Introduction to Linux
Linux is an operating system similar to windows. An operating system is software that manages all of the hardware resources associated with your desktop or laptop. In another words, the operating system manages the communication between installed software and your hardware. Without the operating system the software wouldn’t function.
Distributions (Distros) in Linux operating systems are as follows:
- Ubuntu Linux.
- Linux Mint.
- Arch Linux.
Desktop screen of Ubuntu Linux distros
The OS contains following pieces:
- The kernel: This is the one piece of the whole that is actually called “Linux”. The kernel is the core of the system and manages the CPU, memory, and peripheral devices. The kernel is the “lowest” level of the OS.
- The Bootloader: The software that manages the boot process of your computer. For most users, this will simply be a splash screen that pops up and eventually goes away to boot into the operating system.

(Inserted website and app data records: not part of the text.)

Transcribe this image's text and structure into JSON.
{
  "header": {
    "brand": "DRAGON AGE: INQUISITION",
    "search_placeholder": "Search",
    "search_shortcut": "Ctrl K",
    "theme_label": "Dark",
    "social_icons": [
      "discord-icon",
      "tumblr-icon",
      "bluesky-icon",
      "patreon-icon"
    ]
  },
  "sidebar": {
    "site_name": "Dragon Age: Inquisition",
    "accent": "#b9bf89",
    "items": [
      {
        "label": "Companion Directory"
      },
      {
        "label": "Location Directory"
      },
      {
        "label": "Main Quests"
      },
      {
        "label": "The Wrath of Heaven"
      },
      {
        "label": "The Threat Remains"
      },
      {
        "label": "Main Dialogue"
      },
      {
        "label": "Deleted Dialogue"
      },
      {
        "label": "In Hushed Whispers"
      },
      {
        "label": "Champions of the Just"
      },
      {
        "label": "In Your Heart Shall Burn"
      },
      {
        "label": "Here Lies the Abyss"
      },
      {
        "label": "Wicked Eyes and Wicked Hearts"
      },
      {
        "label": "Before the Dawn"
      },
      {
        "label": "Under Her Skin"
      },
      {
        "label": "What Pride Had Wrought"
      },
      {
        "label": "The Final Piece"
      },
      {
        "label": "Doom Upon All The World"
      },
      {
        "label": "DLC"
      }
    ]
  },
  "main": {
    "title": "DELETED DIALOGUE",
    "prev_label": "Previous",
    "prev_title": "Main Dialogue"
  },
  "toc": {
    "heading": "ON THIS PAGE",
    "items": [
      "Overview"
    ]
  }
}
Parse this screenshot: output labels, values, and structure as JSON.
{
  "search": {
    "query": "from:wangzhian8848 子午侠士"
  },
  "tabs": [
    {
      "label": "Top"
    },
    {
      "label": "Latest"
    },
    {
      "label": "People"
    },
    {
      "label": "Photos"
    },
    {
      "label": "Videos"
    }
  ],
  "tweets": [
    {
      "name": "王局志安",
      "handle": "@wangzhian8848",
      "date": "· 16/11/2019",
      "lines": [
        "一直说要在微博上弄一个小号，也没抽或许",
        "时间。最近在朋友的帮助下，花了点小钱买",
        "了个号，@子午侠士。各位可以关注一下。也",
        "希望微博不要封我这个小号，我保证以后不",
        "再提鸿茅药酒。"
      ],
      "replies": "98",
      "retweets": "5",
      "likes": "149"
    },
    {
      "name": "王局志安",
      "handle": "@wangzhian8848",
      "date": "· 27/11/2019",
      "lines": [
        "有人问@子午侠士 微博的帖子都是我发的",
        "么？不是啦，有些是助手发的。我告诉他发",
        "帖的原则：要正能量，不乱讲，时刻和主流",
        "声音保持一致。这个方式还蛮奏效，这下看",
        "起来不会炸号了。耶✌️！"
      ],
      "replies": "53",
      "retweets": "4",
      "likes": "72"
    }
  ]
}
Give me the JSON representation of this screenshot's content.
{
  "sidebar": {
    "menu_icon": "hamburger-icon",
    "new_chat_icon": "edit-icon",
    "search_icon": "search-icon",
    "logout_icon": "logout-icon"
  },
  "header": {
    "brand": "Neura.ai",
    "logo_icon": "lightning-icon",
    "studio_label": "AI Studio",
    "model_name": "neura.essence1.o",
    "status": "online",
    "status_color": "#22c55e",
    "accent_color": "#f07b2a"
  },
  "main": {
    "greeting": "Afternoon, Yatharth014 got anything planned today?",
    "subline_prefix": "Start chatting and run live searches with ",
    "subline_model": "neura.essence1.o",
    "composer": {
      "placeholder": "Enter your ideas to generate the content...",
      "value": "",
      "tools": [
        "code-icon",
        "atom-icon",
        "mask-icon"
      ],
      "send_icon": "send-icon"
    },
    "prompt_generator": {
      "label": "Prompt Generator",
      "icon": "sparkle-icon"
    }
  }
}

- Daemons: These are background services (printing, sound, scheduling, etc) that either start up during boot, or after you log into the desktop.
- The Shell: The shell acts as an interface between the user and the kernel. When a user logs in, the login program checks the username and password, and then starts another program called the shell. The shell is a command line interpreter (CLI). It interprets the commands the user types in and arranges for them to be carried out. The commands are themselves programs: when they terminate, the shell gives the user another prompt (% on our systems).The adept user can customise his/her own shell, and users can use different shells on the same machine. Staff and students in the school have the tcsh shell by default.The tcsh shell has certain features to help the user inputting commands.Filename Completion – By typing part of the name of a command, filename or directory and pressing the [Tab] key, the tcsh shell will complete the rest of the name automatically. If the shell finds more than one name beginning with those letters you have typed, it will beep, prompting you to type a few more letters before pressing the tab key again.History – The shell keeps a list of the commands you have typed in. If you need to repeat a command, use the cursor keys to scroll up and down the list or type history for a list of previous commands
- Graphical Server: This is the sub-system that displays the graphics on your monitor. It is commonly referred to as the X server or just “X”.
- Desktop Environment: This is the piece of the puzzle that the users actually interact with. There are many desktop environments to choose from (Unity, GNOME, Cinnamon, Enlightenment, KDE, XFCE, etc). Each desktop environment includes built-in applications (such as file managers, configuration tools, web browsers, games, etc).
- Applications: Desktop environments do not offer the full array of apps. Just like Windows and Mac, Linux offers thousands upon thousands of high-quality software titles that can be easily found and installed. Most modern Linux distributions (more on this in a moment) include App Store-like tools that centralize and simplify application installation. For example: Ubuntu Linux has the Ubuntu Software Center which allows you to quickly search among the thousands of apps and install them from one centralized location.
Ubuntu software center can be seen as a briefcase icon in task bare of Ubuntu desktop
Under this briefcase icon all available application in OS can be seen
Why use Linux?
Operating system will not be affected by virus, malware and slow downs.
It provides a lot of applications, which can be installed from Ubuntu software center
Open source i.e these OS can be download free of cost from official websites.
Open source follows the following key philosophies:
- The freedom to run the program, for any purpose.
- The freedom to study how the program works, and change it to make it do what you wish.
- The freedom to redistribute copies so you can help your neighbour.
- The freedom to distribute copies of your modified versions to others.
Files and processes
Everything in Linux is either a file or a process.
A process is an executing program identified by a unique PID (process identifier).
A file is a collection of data. They are created by users using text editors (such as vi, vim and gedit ), running compilers etc.
Examples of files:
- a document (report, essay etc.)
- the text of a program written in some high-level programming language
- instructions comprehensible directly to the machine and incomprehensible to a casual user, for example, a collection of binary digits (an executable or binary file);
- a directory, containing information about its contents, which may be a mixture of other directories (subdirectories) and ordinary files
Due to above mentioned features, Linux is getting popularity day by day. Now a days it has become first choice of scientists, researchers and industrialists.
Also those of you who have problems regarding installation of linux ubuntu can follow this article
Ubuntu : Step by step guide on how to install using DVD or USB